Combat sighting is in some respects, a simple process. Marty Hayes, owner of the Firearms Academy of Seattle says it this way. "Your sights must aligned with the target at the moment the hammer falls."
There a two well-accepted methods for ensuring this alignment in a stress-filled situation. Flashsighting, and point sighting or point shooting.
Flashsighting - Using this technique, the shooter raises the handgun to the standard shooting position; focusing exclusively on the front sight, and when the front sight is somewhere in between the rear sights, on the rough center of the target, the shooter fires. It doesn't matter where on the target the front sight is positioned; at three to seven yards even the worst flash sighting picture accomplishes hits within an area the size of a piece of typing paper.
Point shooting - also called threat focused shooting, is a method of shooting a firearm that relies on a shooter's instinctive reactions to quickly engage close targets.
The shooter employs a two-handed grip, extending the firearm straight forward, but below eye level with the eye focused directly on center mass. The technique is intended for use in life-threatening situations where the use of sight shooting cannot be employed due to lack of time to use the gun's sights, low-light conditions, or because of the body's natural reaction to close quarters threats which prevent meeting the marksmanship requirements of sight shooting.
Point shooting attempts to harness the innate ability to point at the target in such a way that the shooter can use that ability to hit targets with a firearm. This may be done in a variety of ways which differ depending upon the method used. The one thing that point shooting methods have in common is that they do not rely on the sights, and they strive to increase the shooter's ability to hit targets at short range under the less than ideal conditions expected in close quarters life threatening situations.
Trigger Pull - Pulling the trigger should be the only motion involved in firing the weapon. It must be smooth and precise. Pulling the trigger should not effect (i.e. move in any way) any part of the gun other than the trigger. Sloppy or inconsistent trigger pull will cause more inaccuracy than any other aspect of shooting. When pulling the trigger, you should use the pad of the finger and pull the trigger straight back. Pulling at an angle, even slightly, can change the point of aim prior to firing. Dry firing (i.e. pulling the trigger without a live round in the chamber) is beyond a doubt the best exercise for increasing shooter accuracy.
This should be practiced repeatedly, until the shooter can squeeze the trigger without moving the gun at all.
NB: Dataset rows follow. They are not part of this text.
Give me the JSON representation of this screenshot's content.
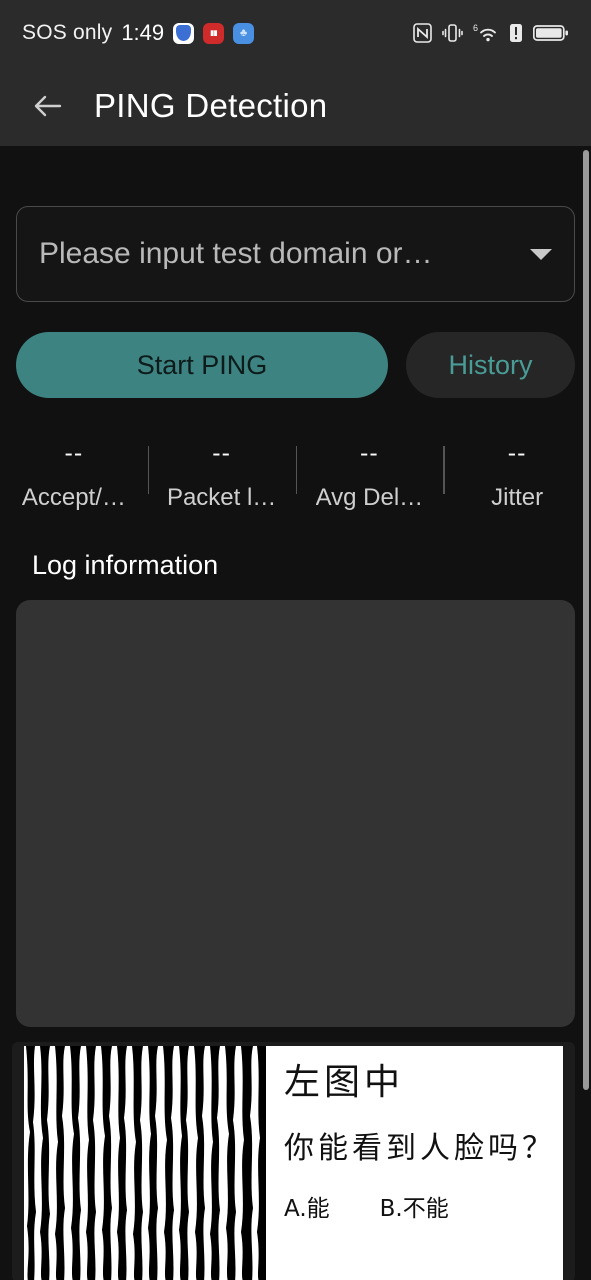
{
  "statusbar": {
    "carrier": "SOS only",
    "time": "1:49",
    "app_icons": [
      {
        "name": "shield-app-icon",
        "label": ""
      },
      {
        "name": "red-app-icon",
        "label": "ab"
      },
      {
        "name": "blue-app-icon",
        "label": "◡"
      }
    ],
    "right_icons": [
      "nfc-icon",
      "vibrate-icon",
      "wifi-6-icon",
      "alert-icon",
      "battery-icon"
    ],
    "wifi_generation": "6"
  },
  "appbar": {
    "back_label": "←",
    "title": "PING Detection"
  },
  "form": {
    "domain_placeholder": "Please input test domain or…",
    "domain_value": "",
    "dropdown_icon": "chevron-down-icon"
  },
  "actions": {
    "start_label": "Start PING",
    "history_label": "History"
  },
  "stats": [
    {
      "value": "--",
      "label": "Accept/…"
    },
    {
      "value": "--",
      "label": "Packet l…"
    },
    {
      "value": "--",
      "label": "Avg Del…"
    },
    {
      "value": "--",
      "label": "Jitter"
    }
  ],
  "log": {
    "title": "Log information",
    "content": ""
  },
  "ad": {
    "line1": "左图中",
    "line2": "你能看到人脸吗？",
    "option_a": "A.能",
    "option_b": "B.不能"
  },
  "colors": {
    "accent_teal": "#3d8381",
    "history_text": "#4a9c97",
    "page_bg": "#111111",
    "bar_bg": "#2b2b2b",
    "log_bg": "#333333"
  }
}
The firing pins on many weapons can be damaged by dry firing, so the shooter should shop at gun stores for plastic dummy rounds that will protect the firing pin while dry firing the weapon.
The key here is familiarization to master the basics and then practice, practice, practice. Deadly combat marksman do not stay that way long, in the absence of regular practice.